%%

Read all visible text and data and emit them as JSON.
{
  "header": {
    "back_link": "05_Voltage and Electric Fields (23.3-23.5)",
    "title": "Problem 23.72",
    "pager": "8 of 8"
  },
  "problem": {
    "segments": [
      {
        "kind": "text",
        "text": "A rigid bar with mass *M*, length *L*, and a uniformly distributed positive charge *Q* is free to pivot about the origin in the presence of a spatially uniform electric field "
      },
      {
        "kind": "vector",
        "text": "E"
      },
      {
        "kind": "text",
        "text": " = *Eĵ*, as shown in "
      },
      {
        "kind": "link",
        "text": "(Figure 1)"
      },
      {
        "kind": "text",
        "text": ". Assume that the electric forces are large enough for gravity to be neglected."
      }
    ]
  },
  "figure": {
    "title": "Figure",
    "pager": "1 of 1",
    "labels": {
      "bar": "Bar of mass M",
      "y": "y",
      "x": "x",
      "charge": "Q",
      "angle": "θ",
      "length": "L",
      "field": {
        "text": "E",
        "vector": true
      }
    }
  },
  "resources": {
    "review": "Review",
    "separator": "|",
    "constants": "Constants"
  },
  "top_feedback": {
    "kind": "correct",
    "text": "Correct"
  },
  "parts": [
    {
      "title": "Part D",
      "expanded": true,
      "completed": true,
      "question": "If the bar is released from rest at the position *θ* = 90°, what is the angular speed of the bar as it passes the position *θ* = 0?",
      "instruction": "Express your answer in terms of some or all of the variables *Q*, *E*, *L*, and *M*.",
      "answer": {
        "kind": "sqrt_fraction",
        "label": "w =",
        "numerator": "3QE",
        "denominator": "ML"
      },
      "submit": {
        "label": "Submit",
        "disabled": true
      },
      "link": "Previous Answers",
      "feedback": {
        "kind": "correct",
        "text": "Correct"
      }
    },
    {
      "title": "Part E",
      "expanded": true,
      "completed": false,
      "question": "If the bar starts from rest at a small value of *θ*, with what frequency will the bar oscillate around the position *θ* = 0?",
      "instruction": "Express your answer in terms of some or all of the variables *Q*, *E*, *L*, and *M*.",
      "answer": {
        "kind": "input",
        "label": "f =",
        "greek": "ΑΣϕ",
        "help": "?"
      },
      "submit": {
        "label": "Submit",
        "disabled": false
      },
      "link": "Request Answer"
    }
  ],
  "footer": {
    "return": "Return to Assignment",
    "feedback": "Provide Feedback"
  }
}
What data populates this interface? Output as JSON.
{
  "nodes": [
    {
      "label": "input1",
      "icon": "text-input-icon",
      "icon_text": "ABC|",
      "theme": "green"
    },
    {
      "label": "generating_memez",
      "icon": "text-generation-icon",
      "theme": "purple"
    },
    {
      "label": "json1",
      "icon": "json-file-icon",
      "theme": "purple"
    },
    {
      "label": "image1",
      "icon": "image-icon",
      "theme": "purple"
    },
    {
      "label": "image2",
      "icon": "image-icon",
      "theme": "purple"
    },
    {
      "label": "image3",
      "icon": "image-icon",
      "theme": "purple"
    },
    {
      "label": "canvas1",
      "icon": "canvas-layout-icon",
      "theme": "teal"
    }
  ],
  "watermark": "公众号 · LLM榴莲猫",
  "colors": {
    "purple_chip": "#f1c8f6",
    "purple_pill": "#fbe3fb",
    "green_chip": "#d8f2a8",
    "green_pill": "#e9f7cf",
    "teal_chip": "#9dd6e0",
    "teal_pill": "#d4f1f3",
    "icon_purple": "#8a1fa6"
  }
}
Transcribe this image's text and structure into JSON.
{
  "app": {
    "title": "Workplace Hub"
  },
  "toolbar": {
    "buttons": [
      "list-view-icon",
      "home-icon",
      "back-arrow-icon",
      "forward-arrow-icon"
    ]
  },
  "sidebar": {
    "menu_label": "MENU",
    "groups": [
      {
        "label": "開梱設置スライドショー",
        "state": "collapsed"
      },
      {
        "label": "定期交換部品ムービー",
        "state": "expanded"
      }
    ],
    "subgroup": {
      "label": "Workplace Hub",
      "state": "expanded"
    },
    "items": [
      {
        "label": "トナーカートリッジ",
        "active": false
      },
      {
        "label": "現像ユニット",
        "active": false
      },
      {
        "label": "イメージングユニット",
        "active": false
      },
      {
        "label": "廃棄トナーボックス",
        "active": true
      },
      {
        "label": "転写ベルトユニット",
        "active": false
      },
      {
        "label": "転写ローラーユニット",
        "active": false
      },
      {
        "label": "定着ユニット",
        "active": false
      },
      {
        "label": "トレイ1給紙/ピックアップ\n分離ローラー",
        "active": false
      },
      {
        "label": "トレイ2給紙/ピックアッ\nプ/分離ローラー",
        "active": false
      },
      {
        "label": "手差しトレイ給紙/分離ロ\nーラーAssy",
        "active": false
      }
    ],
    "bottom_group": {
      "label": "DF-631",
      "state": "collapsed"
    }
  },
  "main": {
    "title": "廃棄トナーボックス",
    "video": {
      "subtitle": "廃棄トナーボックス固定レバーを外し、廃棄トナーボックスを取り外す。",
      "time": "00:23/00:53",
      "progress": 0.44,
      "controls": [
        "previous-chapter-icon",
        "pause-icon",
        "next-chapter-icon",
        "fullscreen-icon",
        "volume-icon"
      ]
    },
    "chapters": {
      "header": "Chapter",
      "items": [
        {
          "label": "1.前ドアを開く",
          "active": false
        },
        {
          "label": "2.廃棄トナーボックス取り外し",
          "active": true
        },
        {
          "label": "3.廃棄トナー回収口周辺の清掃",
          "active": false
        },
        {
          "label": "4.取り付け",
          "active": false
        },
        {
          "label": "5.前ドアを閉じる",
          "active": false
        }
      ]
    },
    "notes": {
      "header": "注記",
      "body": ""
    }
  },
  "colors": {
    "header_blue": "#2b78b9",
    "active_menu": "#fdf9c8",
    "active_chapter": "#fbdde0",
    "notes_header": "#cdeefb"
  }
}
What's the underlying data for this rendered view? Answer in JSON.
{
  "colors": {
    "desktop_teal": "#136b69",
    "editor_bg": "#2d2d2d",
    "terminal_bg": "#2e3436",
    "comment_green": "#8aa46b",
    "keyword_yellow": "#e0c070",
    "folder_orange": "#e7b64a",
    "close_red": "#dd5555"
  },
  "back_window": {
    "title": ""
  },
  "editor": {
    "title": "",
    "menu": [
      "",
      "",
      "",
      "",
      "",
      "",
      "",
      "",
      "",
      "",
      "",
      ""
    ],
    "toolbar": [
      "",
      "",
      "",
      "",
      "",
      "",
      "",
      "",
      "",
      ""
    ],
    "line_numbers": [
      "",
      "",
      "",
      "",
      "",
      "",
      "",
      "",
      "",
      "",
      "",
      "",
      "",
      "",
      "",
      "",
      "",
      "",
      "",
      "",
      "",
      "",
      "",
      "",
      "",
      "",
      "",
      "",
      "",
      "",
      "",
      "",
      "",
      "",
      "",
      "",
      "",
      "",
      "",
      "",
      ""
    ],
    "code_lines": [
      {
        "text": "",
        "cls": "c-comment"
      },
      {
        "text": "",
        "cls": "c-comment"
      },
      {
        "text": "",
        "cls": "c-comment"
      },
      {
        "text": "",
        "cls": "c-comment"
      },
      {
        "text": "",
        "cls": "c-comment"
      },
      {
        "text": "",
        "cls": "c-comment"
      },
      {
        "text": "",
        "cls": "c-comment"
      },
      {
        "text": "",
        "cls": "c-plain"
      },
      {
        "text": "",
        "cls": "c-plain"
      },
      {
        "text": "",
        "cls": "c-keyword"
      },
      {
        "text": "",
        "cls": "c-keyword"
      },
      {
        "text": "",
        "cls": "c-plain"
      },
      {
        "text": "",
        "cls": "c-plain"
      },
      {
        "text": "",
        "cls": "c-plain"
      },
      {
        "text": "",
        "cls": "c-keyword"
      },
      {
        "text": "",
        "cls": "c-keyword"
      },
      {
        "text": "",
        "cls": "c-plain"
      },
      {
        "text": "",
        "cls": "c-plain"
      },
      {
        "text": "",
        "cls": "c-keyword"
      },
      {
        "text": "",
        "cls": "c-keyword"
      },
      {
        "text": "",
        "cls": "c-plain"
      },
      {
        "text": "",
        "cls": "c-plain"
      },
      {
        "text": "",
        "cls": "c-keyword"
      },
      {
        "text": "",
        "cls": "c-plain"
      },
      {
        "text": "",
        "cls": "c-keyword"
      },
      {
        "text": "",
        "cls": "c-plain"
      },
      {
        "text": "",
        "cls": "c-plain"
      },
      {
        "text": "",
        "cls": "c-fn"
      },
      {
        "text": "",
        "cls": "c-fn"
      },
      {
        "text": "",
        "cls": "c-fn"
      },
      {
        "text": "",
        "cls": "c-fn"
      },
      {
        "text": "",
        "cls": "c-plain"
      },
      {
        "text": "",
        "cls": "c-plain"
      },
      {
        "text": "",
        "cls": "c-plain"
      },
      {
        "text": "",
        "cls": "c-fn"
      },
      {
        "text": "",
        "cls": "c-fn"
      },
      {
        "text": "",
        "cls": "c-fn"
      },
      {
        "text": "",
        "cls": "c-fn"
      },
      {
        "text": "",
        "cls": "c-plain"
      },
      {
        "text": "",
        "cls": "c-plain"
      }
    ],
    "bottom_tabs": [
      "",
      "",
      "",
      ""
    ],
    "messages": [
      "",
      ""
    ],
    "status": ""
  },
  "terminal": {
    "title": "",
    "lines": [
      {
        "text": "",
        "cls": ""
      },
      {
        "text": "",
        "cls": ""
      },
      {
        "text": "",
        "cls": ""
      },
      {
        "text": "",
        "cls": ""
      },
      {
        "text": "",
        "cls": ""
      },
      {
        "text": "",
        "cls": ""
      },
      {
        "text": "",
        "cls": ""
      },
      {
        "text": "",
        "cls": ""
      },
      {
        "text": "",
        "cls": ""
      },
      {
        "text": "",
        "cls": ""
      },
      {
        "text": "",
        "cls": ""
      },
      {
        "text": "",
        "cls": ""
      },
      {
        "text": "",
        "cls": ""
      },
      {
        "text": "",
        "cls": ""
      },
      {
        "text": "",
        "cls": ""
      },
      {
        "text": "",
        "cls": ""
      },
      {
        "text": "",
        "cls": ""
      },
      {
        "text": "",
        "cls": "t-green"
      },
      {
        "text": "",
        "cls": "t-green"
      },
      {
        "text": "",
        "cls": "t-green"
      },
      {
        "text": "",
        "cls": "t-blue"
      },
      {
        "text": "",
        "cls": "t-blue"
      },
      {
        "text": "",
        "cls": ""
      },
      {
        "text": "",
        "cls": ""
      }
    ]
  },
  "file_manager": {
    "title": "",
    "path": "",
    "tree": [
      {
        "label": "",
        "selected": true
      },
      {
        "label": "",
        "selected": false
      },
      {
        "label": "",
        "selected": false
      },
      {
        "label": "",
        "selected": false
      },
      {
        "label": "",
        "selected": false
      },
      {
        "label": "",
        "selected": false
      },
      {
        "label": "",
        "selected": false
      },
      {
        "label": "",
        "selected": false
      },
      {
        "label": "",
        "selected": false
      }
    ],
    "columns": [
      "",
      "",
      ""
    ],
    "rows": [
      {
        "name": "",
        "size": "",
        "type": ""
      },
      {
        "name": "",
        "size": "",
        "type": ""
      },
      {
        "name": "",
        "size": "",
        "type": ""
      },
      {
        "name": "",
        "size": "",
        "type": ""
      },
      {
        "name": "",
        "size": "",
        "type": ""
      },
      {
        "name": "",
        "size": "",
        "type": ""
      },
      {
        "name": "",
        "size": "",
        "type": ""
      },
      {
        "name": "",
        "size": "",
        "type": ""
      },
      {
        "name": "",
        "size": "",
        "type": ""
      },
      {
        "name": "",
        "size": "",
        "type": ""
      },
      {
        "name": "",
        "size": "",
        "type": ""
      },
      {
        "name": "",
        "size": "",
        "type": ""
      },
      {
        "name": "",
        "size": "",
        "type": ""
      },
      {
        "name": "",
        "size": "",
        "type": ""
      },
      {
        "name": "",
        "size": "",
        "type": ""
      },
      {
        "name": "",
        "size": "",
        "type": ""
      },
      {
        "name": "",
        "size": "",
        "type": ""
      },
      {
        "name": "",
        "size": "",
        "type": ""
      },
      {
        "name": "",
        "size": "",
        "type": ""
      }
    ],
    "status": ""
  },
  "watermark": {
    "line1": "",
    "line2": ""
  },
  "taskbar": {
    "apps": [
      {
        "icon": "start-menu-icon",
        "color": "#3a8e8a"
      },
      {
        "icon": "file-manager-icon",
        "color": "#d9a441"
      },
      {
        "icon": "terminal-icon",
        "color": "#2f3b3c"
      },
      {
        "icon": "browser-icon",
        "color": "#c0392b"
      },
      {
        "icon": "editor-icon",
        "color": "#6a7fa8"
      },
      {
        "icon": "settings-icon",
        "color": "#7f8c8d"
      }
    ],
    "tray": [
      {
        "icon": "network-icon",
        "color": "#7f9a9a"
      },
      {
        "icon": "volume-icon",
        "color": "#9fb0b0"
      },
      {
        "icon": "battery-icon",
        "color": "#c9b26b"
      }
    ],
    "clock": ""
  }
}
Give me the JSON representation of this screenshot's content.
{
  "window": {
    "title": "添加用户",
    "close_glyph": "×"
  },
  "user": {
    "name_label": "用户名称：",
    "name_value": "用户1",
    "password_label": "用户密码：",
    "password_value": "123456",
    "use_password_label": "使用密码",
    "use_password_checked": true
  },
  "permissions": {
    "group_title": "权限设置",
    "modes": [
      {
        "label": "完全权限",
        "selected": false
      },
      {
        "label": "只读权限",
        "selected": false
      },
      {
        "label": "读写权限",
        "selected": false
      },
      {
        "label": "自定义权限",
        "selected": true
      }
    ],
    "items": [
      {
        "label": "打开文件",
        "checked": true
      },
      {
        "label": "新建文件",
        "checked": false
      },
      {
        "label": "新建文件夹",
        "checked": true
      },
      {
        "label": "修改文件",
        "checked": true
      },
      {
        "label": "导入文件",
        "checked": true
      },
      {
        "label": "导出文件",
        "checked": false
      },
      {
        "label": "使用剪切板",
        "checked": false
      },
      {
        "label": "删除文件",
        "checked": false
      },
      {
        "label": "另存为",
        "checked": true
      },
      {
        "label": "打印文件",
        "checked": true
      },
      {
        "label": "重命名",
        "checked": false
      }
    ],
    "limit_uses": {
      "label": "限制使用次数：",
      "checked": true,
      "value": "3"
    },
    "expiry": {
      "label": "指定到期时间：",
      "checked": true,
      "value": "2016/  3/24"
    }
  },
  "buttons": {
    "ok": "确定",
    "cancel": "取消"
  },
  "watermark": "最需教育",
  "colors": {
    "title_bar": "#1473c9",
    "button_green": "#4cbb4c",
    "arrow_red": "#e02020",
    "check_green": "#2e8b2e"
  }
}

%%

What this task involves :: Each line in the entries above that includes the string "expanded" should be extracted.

Written solution ::
      "expanded": true,
      "expanded": true,
        "state": "expanded"
      "state": "expanded"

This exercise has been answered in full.